Keep in mind that the numbers, though staggering in their own right, were reported before the COVID-19 pandemic shuttered schools and upended the economy. We can only guess, of course, the extent to which the pandemic will impact those numbers, but it is clear that many of the aforementioned challenges have become exponentially harder to address, especially for those living and leading in under-resourced communities.
Some in the workforce have transitioned to working remotely and are able to shelter in place; however, many have lost their jobs or had to close their businesses. Children and families are facing food and housing insecurities and other life stresses.
Similarly, while some school districts have been able to pivot relatively quickly and produce online curriculum, offer virtual classes, and deploy buses to distribute lunches into the community or serve as mobile hot spots, many, especially rural districts or those without a lot of resources and support have not. They simply did not have access to the resources they needed. Even in the midst of such glaring inequities, how we should tackle the problems isn’t always so clear.
The Georgia Partnership recognizes we are in unprecedented times, but we also recognize that an unprecedented opportunity is before us. Knowing that even before the current crisis, Georgia was facing potentially 1.5 million unemployable people, we can’t afford to “get back to normal.”
Instead, we must go forward boldly with an unwavering conviction that leaders from the capitol to the classroom can create a “new normal,” one that strives to level the playing field and provide fair and equitable opportunity for all Georgians. That means that policymakers must continue working to ensure all students are educated to a high standard and that all schools have the resources to do so, targeting more resources to students who come to school with greater disadvantages.

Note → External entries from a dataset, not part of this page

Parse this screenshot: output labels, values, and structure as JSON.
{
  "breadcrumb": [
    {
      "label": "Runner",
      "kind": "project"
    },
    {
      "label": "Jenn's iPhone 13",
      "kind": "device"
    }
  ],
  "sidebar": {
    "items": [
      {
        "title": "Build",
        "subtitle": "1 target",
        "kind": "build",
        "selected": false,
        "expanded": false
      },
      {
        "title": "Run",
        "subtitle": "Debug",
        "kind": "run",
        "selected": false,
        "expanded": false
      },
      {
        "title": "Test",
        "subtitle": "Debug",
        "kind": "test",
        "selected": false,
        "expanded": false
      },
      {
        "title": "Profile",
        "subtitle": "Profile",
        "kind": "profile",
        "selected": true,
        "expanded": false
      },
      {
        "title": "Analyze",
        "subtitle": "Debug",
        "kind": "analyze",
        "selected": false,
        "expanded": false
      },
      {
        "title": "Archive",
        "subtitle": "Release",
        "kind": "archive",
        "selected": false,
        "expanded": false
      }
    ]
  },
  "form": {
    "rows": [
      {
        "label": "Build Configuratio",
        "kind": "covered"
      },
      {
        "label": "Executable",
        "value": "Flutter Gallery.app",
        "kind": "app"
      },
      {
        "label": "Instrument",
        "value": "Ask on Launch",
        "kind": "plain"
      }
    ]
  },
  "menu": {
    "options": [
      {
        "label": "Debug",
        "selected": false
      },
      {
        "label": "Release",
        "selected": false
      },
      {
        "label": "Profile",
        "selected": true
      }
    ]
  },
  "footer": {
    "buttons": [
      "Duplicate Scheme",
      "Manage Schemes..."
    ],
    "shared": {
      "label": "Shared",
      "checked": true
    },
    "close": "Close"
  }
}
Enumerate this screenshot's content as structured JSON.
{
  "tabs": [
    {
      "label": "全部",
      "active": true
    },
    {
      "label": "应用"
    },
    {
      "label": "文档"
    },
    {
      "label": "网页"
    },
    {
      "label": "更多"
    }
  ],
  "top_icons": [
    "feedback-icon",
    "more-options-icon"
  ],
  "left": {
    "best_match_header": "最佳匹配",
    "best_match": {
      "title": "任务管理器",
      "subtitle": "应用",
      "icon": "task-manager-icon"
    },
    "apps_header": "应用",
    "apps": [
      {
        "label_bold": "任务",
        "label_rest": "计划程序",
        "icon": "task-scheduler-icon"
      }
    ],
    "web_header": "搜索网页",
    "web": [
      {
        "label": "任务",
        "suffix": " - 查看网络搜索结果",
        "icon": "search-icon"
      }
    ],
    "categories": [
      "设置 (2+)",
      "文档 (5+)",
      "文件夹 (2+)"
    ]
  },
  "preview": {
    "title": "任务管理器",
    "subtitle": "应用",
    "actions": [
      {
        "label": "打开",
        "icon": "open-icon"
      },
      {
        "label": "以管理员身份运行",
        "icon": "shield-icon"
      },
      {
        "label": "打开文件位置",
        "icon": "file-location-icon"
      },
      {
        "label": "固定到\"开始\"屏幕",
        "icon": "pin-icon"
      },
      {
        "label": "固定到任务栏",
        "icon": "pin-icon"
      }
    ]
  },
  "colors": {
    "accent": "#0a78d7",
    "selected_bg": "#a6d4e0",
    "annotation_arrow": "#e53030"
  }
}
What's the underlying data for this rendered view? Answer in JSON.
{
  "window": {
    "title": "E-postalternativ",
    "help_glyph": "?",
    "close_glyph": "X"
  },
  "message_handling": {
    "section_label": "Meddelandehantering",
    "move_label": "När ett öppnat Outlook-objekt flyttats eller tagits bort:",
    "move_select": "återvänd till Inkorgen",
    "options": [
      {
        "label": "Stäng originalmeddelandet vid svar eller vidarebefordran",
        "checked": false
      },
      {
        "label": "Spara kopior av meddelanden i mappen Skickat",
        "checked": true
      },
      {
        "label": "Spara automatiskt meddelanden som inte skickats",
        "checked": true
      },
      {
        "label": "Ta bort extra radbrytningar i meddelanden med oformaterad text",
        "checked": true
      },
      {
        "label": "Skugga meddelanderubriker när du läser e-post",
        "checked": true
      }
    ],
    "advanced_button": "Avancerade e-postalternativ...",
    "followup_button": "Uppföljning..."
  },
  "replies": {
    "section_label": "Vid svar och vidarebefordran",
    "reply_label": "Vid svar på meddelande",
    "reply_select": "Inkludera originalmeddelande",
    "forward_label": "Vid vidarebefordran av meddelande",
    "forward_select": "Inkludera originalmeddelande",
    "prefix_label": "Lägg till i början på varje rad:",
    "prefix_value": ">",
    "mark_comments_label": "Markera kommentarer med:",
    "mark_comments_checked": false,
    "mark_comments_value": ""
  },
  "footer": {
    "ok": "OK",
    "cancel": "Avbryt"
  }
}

Leaders must also commit to supporting the expansion of Georgia’s technological infrastructure, especially in rural communities, so that digital learning opportunities are more readily available to all public-school students, not just those who can afford it. Lastly, community and regional leaders must assess their local assets and build partnerships that support students inside the classroom and beyond.
There is no doubt that the educational attainment of a state's population — its workforce — is critical to supporting its economic development goals. Leaders across all education agencies, early learning through post-secondary, and workforce development entities must devise a coordinated plan to combat decades of poverty, undereducation, and dependence on low-skilled jobs.
We must blaze new paths of educational accessibility and economic opportunity for all students and adults. People in the future will be affected long-term by the choices we make today and are counting on us to do the right thing. So, we must lead with a focus on the present while stewarding our assets with a mind toward the future.